Including Disabilities in the Diversity Dialogue

From gender to race, to religion and sexual orientation, diversity is a topic that is discussed on a day-to-day basis. However, those who live with disabilities (i.e. autism, cerebral palsy, down syndrome, etc.) are often left out of the conversation.

It’s time for people with disabilities to be a part of the diversity dialogue. After all, the “D” in diversity must stand for “disabilities.”

Defining Diversitydisabled athlete practices basketball

When it comes to better understanding the topic of diversity, there are two concepts to become familiar with: acceptance and respect. We need to accept those who are different from us, and respect those differences.

Diversity is often classified according to the following categories:

  • Race
  • Ethnicity
  • Gender
  • Sexual Diversity/Orientation
  • Socio-economic Status
  • Age
  • Physical Abilities
  • Religious Beliefs
  • Political Believes

According to Disabled World, those who have disabilities make up the nation’s largest minority group. Disabilities can include either or both physical or mental impairments that alter or limit a person’s ability to participate in major life activities. To accept and respect these impairments, it’s imperative to have tolerance for one another.

Unfortunately, while open discussions regarding race or sexual orientation may be common, conversations centering on disabilities are often non-existent. In order for these conversations to take place (and become successful), a safe and positive environment needs to be created. During this time, the concept that diversity shouldn’t be ignored, but embraced can be explored.

The “D” in Diversity is for Disabilities

The “D” in Diversity is a symbolic reminder for us to include disabilities in diversity conversations. As mentioned above, disabilities are a majority minority whether physical or mental. Today, some of the most common disabilities include:

  • Autism
  • Attention Deficit Hyperactivity Disorder (ADHD)
  • Cerebral Palsy
  • Down Syndrome
  • Epilepsy
  • Spina Bifida
  • Dyslexia
  • Dyscalculia
  • Intellectual Disability
  • Depression

Most individuals who live with the disabilities above, are born with them (i.e. attention deficit hyperactivity disorder or down syndrome). Yet, depression can develop over time, much like other forms of physical disabilities. These types of disabilities often occur due to a personal injury accident (i.e. a car crash), and can leave the victim paralyzed, or in another condition that renders him or her unable to complete simple, everyday tasks.
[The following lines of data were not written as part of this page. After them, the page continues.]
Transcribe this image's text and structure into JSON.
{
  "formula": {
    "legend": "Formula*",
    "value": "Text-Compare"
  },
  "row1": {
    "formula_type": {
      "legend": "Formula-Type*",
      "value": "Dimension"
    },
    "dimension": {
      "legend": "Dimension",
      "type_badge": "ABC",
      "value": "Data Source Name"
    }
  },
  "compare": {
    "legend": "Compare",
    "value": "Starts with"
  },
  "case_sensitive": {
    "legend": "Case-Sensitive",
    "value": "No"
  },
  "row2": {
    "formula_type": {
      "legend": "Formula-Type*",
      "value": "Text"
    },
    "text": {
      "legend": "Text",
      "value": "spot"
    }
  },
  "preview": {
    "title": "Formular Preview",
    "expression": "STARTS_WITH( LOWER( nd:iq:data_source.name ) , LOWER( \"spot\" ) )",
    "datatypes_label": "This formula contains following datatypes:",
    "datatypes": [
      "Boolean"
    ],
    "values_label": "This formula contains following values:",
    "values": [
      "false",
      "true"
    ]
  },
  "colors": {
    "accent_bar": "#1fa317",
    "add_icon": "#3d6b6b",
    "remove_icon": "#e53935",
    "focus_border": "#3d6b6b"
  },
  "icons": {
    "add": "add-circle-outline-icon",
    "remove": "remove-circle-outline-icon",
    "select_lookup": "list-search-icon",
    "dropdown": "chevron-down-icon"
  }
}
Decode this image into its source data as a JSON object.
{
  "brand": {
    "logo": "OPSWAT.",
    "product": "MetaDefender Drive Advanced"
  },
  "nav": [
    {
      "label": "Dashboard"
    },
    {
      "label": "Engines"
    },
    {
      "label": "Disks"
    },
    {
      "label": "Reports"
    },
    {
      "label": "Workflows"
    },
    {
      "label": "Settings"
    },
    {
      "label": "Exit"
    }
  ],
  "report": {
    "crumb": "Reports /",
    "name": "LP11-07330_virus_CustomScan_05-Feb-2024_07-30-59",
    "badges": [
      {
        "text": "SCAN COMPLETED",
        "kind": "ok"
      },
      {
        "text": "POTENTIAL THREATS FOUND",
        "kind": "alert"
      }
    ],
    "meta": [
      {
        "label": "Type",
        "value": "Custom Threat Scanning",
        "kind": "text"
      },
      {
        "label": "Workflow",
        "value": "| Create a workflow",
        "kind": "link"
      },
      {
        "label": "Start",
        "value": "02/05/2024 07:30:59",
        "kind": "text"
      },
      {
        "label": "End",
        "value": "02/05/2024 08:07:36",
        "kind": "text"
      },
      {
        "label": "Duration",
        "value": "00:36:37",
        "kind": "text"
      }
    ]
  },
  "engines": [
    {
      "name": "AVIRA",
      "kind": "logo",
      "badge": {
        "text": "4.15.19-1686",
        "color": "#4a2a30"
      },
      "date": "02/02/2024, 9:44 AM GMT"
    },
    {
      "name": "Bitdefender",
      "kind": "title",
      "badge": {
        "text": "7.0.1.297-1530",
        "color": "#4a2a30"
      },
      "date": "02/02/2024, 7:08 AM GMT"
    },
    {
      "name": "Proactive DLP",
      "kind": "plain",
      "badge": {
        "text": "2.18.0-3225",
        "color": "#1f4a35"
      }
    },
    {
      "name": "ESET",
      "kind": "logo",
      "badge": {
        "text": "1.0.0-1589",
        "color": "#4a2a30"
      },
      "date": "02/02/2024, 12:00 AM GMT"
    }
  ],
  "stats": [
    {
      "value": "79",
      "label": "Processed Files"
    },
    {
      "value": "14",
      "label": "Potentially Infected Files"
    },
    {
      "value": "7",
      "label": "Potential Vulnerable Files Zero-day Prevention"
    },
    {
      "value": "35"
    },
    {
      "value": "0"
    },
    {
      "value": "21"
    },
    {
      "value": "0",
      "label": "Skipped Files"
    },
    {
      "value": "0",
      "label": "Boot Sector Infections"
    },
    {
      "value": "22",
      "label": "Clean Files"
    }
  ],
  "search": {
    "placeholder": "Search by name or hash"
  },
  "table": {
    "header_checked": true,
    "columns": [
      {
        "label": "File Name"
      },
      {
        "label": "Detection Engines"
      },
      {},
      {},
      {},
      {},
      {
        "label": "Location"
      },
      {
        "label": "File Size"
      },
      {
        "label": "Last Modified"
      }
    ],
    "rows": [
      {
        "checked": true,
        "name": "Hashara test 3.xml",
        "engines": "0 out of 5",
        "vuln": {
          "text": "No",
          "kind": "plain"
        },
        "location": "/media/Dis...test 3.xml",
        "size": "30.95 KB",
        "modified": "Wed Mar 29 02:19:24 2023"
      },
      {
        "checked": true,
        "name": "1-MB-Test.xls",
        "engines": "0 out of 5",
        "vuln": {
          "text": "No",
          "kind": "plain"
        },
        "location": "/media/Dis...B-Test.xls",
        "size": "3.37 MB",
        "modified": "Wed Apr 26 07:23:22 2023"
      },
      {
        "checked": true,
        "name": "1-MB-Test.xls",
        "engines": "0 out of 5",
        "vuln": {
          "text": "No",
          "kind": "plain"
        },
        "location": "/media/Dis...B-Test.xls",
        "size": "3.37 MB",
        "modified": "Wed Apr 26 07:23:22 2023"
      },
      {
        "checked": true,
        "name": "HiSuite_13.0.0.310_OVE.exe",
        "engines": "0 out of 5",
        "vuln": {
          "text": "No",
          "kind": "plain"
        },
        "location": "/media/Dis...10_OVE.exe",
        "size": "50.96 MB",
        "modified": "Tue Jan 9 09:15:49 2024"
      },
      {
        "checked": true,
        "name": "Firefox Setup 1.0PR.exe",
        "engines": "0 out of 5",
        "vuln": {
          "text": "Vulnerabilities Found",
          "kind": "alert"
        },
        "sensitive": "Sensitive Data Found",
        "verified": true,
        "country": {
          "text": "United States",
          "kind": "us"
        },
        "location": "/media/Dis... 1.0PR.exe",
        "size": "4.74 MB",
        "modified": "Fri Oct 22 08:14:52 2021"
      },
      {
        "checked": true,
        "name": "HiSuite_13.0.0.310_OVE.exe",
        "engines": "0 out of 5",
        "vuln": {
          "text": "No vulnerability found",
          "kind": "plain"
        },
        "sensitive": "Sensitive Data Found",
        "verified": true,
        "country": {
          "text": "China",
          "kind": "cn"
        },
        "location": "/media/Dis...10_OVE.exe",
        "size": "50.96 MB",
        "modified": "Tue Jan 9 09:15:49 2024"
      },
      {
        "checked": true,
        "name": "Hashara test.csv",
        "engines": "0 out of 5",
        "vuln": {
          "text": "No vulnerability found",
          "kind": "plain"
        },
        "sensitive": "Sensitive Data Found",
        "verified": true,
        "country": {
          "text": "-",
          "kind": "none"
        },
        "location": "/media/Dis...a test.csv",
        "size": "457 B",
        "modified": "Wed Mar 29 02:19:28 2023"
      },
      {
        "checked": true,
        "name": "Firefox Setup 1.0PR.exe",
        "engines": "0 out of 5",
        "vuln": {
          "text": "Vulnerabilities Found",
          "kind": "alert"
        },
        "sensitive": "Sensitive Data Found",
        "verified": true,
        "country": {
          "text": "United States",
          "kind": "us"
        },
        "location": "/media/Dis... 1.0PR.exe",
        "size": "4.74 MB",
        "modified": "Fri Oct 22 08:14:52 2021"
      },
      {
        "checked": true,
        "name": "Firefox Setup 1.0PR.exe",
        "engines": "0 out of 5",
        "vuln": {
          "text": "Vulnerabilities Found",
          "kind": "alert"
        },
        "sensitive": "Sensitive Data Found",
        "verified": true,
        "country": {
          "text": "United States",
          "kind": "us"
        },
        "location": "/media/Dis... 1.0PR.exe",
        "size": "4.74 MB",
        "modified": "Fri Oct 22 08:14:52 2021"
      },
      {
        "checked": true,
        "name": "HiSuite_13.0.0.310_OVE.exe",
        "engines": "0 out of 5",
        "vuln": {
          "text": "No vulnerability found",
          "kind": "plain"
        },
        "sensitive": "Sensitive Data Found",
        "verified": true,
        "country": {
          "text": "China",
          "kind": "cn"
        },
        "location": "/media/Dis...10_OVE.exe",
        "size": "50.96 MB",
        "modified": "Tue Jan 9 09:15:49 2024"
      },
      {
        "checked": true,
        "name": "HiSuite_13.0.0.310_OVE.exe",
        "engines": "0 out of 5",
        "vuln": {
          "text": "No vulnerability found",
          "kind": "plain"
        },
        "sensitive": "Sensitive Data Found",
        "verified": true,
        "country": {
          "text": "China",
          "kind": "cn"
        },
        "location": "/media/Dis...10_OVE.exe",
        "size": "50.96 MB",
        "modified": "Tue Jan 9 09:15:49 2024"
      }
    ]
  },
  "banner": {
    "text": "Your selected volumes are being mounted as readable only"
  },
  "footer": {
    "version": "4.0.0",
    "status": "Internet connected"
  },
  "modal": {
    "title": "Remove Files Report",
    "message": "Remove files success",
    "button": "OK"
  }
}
Because we believe that “D” in diversity stands for disabilities, bringing awareness to all kinds of disabilities, and learning to respect them is a necessity. But how?

The answer is education. In order for individuals who don’t have a physical or mental impairment to engage in conversation about disabilities and diversity, learning is crucial. This task can be accomplished via a class, seminar or by simply paying more attention to those who struggle. This is where the idea of tolerance comes into play.

Furthermore, it’s significant for those with disabilities to have the same opportunities as those without. Accessibility, whether it’s in the form of a personal or professional nature, should be readily available.

Contact a Personal Injury Attorney

If you or a loved has become disabled due to a personal injury accident, then you may need a team of professional attorneys on your side. If you need help understanding your rights and obtaining the resources you need in a case, we are here to help you. Contact The Oshman Firm today by calling (800) 400-8182.


Ted Oshman has been with The Oshman Firm since 1988 serving clients for over 25 years. Learn more about Ted's background and featured practice areas here.

    Find more about me on:
  • facebook
  • twitter
  • googleplus

Leave a Reply